WE THE VANGUARD (2016 -) is a continuing photographic archive of Black women/femmes shifting the contemporary culture of Chicago, primarily emerging and/or at the vanguard of arts, culture, + social justice. This project seeks to share context in regard to the creative and continuing labor of women at the vanguard of cultural innovation and expansion.
On 73rd Street and Paxton, toward Merrill, at least one hundred people marched: past cars, over puddles, into alleys and across the block. As they marched, they held bundles of herbs in the air, played percussion, danced, and waved flags. This scene was the beginning of the Back Alley Jazz Festival—and the man at the front of the crowd, who rode in a mint-green Pedicab and wore a sash that read “Grand Marshall,” was Jimmy Ellis, a saxophonist who has been playing in Chicago since 1948.
For a few hours last Saturday, thousands of people gathered along King Drive in Bronzeville to take part in the annual Bud Billiken Parade. Stretching from Oakwood Boulevard to Washington Park, the street turned into an endless flow of dance troupes, drill teams, and high school marching bands from across the South Side, all there to celebrate education and the upcoming school year—this year’s theme.
“When you are surrounded by darkness I will be your light, say my name, Pound! Pound! Pound! That’s the sound of the time for us to wake up, don’t make my life a hashtag, say my name and make my life a legend.” – Royal
Every summer, young people from across Chicago come to Little Village to take classes at Yollocalli Arts Reach, an award-winning youth initiative of the National Museum of Mexican Art. Here, students of the Camera Flux class explain in their own photographs and words what it means to be an immigrant in Little Village today.

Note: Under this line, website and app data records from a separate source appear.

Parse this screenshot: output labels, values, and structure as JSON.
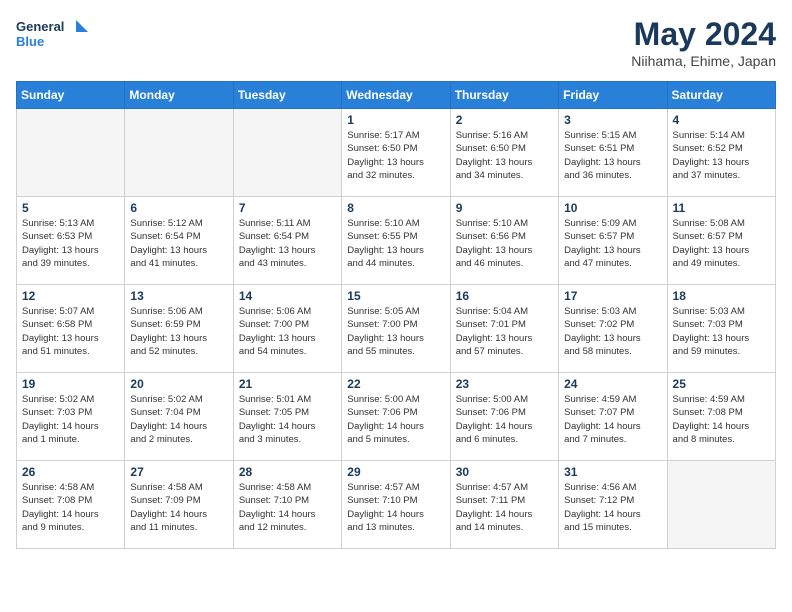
{
  "header": {
    "logo_line1": "General",
    "logo_line2": "Blue",
    "month_title": "May 2024",
    "location": "Niihama, Ehime, Japan"
  },
  "days_of_week": [
    "Sunday",
    "Monday",
    "Tuesday",
    "Wednesday",
    "Thursday",
    "Friday",
    "Saturday"
  ],
  "weeks": [
    {
      "days": [
        {
          "number": "",
          "info": "",
          "empty": true
        },
        {
          "number": "",
          "info": "",
          "empty": true
        },
        {
          "number": "",
          "info": "",
          "empty": true
        },
        {
          "number": "1",
          "info": "Sunrise: 5:17 AM\nSunset: 6:50 PM\nDaylight: 13 hours\nand 32 minutes."
        },
        {
          "number": "2",
          "info": "Sunrise: 5:16 AM\nSunset: 6:50 PM\nDaylight: 13 hours\nand 34 minutes."
        },
        {
          "number": "3",
          "info": "Sunrise: 5:15 AM\nSunset: 6:51 PM\nDaylight: 13 hours\nand 36 minutes."
        },
        {
          "number": "4",
          "info": "Sunrise: 5:14 AM\nSunset: 6:52 PM\nDaylight: 13 hours\nand 37 minutes."
        }
      ]
    },
    {
      "days": [
        {
          "number": "5",
          "info": "Sunrise: 5:13 AM\nSunset: 6:53 PM\nDaylight: 13 hours\nand 39 minutes."
        },
        {
          "number": "6",
          "info": "Sunrise: 5:12 AM\nSunset: 6:54 PM\nDaylight: 13 hours\nand 41 minutes."
        },
        {
          "number": "7",
          "info": "Sunrise: 5:11 AM\nSunset: 6:54 PM\nDaylight: 13 hours\nand 43 minutes."
        },
        {
          "number": "8",
          "info": "Sunrise: 5:10 AM\nSunset: 6:55 PM\nDaylight: 13 hours\nand 44 minutes."
        },
        {
          "number": "9",
          "info": "Sunrise: 5:10 AM\nSunset: 6:56 PM\nDaylight: 13 hours\nand 46 minutes."
        },
        {
          "number": "10",
          "info": "Sunrise: 5:09 AM\nSunset: 6:57 PM\nDaylight: 13 hours\nand 47 minutes."
        },
        {
          "number": "11",
          "info": "Sunrise: 5:08 AM\nSunset: 6:57 PM\nDaylight: 13 hours\nand 49 minutes."
        }
      ]
    },
    {
      "days": [
        {
          "number": "12",
          "info": "Sunrise: 5:07 AM\nSunset: 6:58 PM\nDaylight: 13 hours\nand 51 minutes."
        },
        {
          "number": "13",
          "info": "Sunrise: 5:06 AM\nSunset: 6:59 PM\nDaylight: 13 hours\nand 52 minutes."
        },
        {
          "number": "14",
          "info": "Sunrise: 5:06 AM\nSunset: 7:00 PM\nDaylight: 13 hours\nand 54 minutes."
        },
        {
          "number": "15",
          "info": "Sunrise: 5:05 AM\nSunset: 7:00 PM\nDaylight: 13 hours\nand 55 minutes."
        },
        {
          "number": "16",
          "info": "Sunrise: 5:04 AM\nSunset: 7:01 PM\nDaylight: 13 hours\nand 57 minutes."
        },
        {
          "number": "17",
          "info": "Sunrise: 5:03 AM\nSunset: 7:02 PM\nDaylight: 13 hours\nand 58 minutes."
        },
        {
          "number": "18",
          "info": "Sunrise: 5:03 AM\nSunset: 7:03 PM\nDaylight: 13 hours\nand 59 minutes."
        }
      ]
    },
    {
      "days": [
        {
          "number": "19",
          "info": "Sunrise: 5:02 AM\nSunset: 7:03 PM\nDaylight: 14 hours\nand 1 minute."
        },
        {
          "number": "20",
          "info": "Sunrise: 5:02 AM\nSunset: 7:04 PM\nDaylight: 14 hours\nand 2 minutes."
        },
        {
          "number": "21",
          "info": "Sunrise: 5:01 AM\nSunset: 7:05 PM\nDaylight: 14 hours\nand 3 minutes."
        },
        {
          "number": "22",
          "info": "Sunrise: 5:00 AM\nSunset: 7:06 PM\nDaylight: 14 hours\nand 5 minutes."
        },
        {
          "number": "23",
          "info": "Sunrise: 5:00 AM\nSunset: 7:06 PM\nDaylight: 14 hours\nand 6 minutes."
        },
        {
          "number": "24",
          "info": "Sunrise: 4:59 AM\nSunset: 7:07 PM\nDaylight: 14 hours\nand 7 minutes."
        },
        {
          "number": "25",
          "info": "Sunrise: 4:59 AM\nSunset: 7:08 PM\nDaylight: 14 hours\nand 8 minutes."
        }
      ]
    },
    {
      "days": [
        {
          "number": "26",
          "info": "Sunrise: 4:58 AM\nSunset: 7:08 PM\nDaylight: 14 hours\nand 9 minutes."
        },
        {
          "number": "27",
          "info": "Sunrise: 4:58 AM\nSunset: 7:09 PM\nDaylight: 14 hours\nand 11 minutes."
        },
        {
          "number": "28",
          "info": "Sunrise: 4:58 AM\nSunset: 7:10 PM\nDaylight: 14 hours\nand 12 minutes."
        },
        {
          "number": "29",
          "info": "Sunrise: 4:57 AM\nSunset: 7:10 PM\nDaylight: 14 hours\nand 13 minutes."
        },
        {
          "number": "30",
          "info": "Sunrise: 4:57 AM\nSunset: 7:11 PM\nDaylight: 14 hours\nand 14 minutes."
        },
        {
          "number": "31",
          "info": "Sunrise: 4:56 AM\nSunset: 7:12 PM\nDaylight: 14 hours\nand 15 minutes."
        },
        {
          "number": "",
          "info": "",
          "empty": true
        }
      ]
    }
  ]
}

Last week, the Experimental Station in Woodlawn hosted the opening of the second annual “Bike Shop Art Show,” featuring work created by participants and volunteers of Blackstone Bicycle Works—which, like the Weekly, is housed within the Experimental Station—and organized by Experimental Station assistant director Matthew Searle. Blackstone’s youth arts program is coordinated by Experimental Station lead teaching artist Tita Thomas in partnership with the University of Chicago’s South Side in Focus program.
Two weekends ago, high school poets from across Chicago took to the stage for the finals of the Louder than a Bomb (LTAB) poetry slam, a competition that seeks to engage the city in the “pedagogy of listening,” as Young Chicago Authors marketing manager José Olivarez says. Olivarez has been involved in LTAB since 2005: while he began as a student participant in the festival, he’s now working to make the slam an annual reality.
An estimated 300,000 demonstrators—nearly fifty thousand more than organizers counted last year—took to the streets of downtown Chicago on Saturday to mark the one year anniversary of the national women’s march.